Task statement: Return every record below exactly as given, images excluded.

--- Data section Enclosed Below ---

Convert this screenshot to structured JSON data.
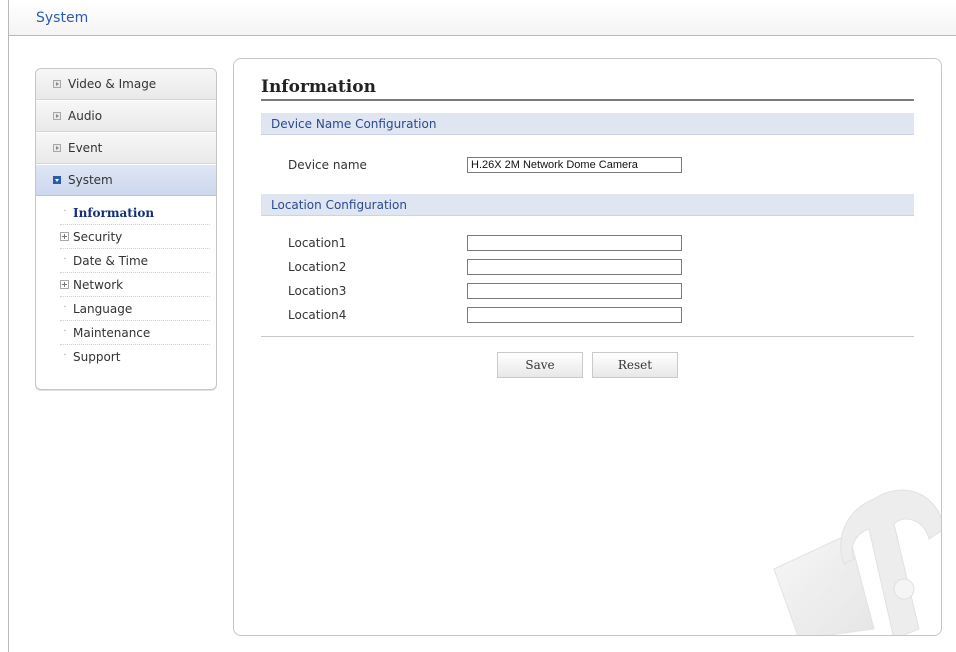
{
  "app": {
    "title": "System"
  },
  "sidebar": {
    "sections": [
      {
        "label": "Video & Image",
        "active": false
      },
      {
        "label": "Audio",
        "active": false
      },
      {
        "label": "Event",
        "active": false
      },
      {
        "label": "System",
        "active": true
      }
    ],
    "subitems": [
      {
        "label": "Information",
        "type": "leaf",
        "current": true
      },
      {
        "label": "Security",
        "type": "expandable"
      },
      {
        "label": "Date & Time",
        "type": "leaf"
      },
      {
        "label": "Network",
        "type": "expandable"
      },
      {
        "label": "Language",
        "type": "leaf"
      },
      {
        "label": "Maintenance",
        "type": "leaf"
      },
      {
        "label": "Support",
        "type": "leaf"
      }
    ]
  },
  "main": {
    "title": "Information",
    "device_section": {
      "heading": "Device Name Configuration",
      "device_name_label": "Device name",
      "device_name_value": "H.26X 2M Network Dome Camera"
    },
    "location_section": {
      "heading": "Location Configuration",
      "fields": [
        {
          "label": "Location1",
          "value": ""
        },
        {
          "label": "Location2",
          "value": ""
        },
        {
          "label": "Location3",
          "value": ""
        },
        {
          "label": "Location4",
          "value": ""
        }
      ]
    },
    "buttons": {
      "save": "Save",
      "reset": "Reset"
    }
  },
  "icons": {
    "collapsed": "expand-arrow-icon",
    "expanded": "collapse-arrow-icon",
    "expandable_subitem": "plus-box-icon",
    "leaf_subitem": "dot-icon",
    "decoration": "tools-watermark-icon"
  },
  "colors": {
    "accent": "#2a5cae",
    "band": "#dfe5f1",
    "band_text": "#2a4a93",
    "current_item": "#15307a"
  }
}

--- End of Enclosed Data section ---

Response to the exercise:
Convert this screenshot to structured JSON data.
{
  "app": {
    "title": "System"
  },
  "sidebar": {
    "sections": [
      {
        "label": "Video & Image",
        "active": false
      },
      {
        "label": "Audio",
        "active": false
      },
      {
        "label": "Event",
        "active": false
      },
      {
        "label": "System",
        "active": true
      }
    ],
    "subitems": [
      {
        "label": "Information",
        "type": "leaf",
        "current": true
      },
      {
        "label": "Security",
        "type": "expandable"
      },
      {
        "label": "Date & Time",
        "type": "leaf"
      },
      {
        "label": "Network",
        "type": "expandable"
      },
      {
        "label": "Language",
        "type": "leaf"
      },
      {
        "label": "Maintenance",
        "type": "leaf"
      },
      {
        "label": "Support",
        "type": "leaf"
      }
    ]
  },
  "main": {
    "title": "Information",
    "device_section": {
      "heading": "Device Name Configuration",
      "device_name_label": "Device name",
      "device_name_value": "H.26X 2M Network Dome Camera"
    },
    "location_section": {
      "heading": "Location Configuration",
      "fields": [
        {
          "label": "Location1",
          "value": ""
        },
        {
          "label": "Location2",
          "value": ""
        },
        {
          "label": "Location3",
          "value": ""
        },
        {
          "label": "Location4",
          "value": ""
        }
      ]
    },
    "buttons": {
      "save": "Save",
      "reset": "Reset"
    }
  },
  "icons": {
    "collapsed": "expand-arrow-icon",
    "expanded": "collapse-arrow-icon",
    "expandable_subitem": "plus-box-icon",
    "leaf_subitem": "dot-icon",
    "decoration": "tools-watermark-icon"
  },
  "colors": {
    "accent": "#2a5cae",
    "band": "#dfe5f1",
    "band_text": "#2a4a93",
    "current_item": "#15307a"
  }
}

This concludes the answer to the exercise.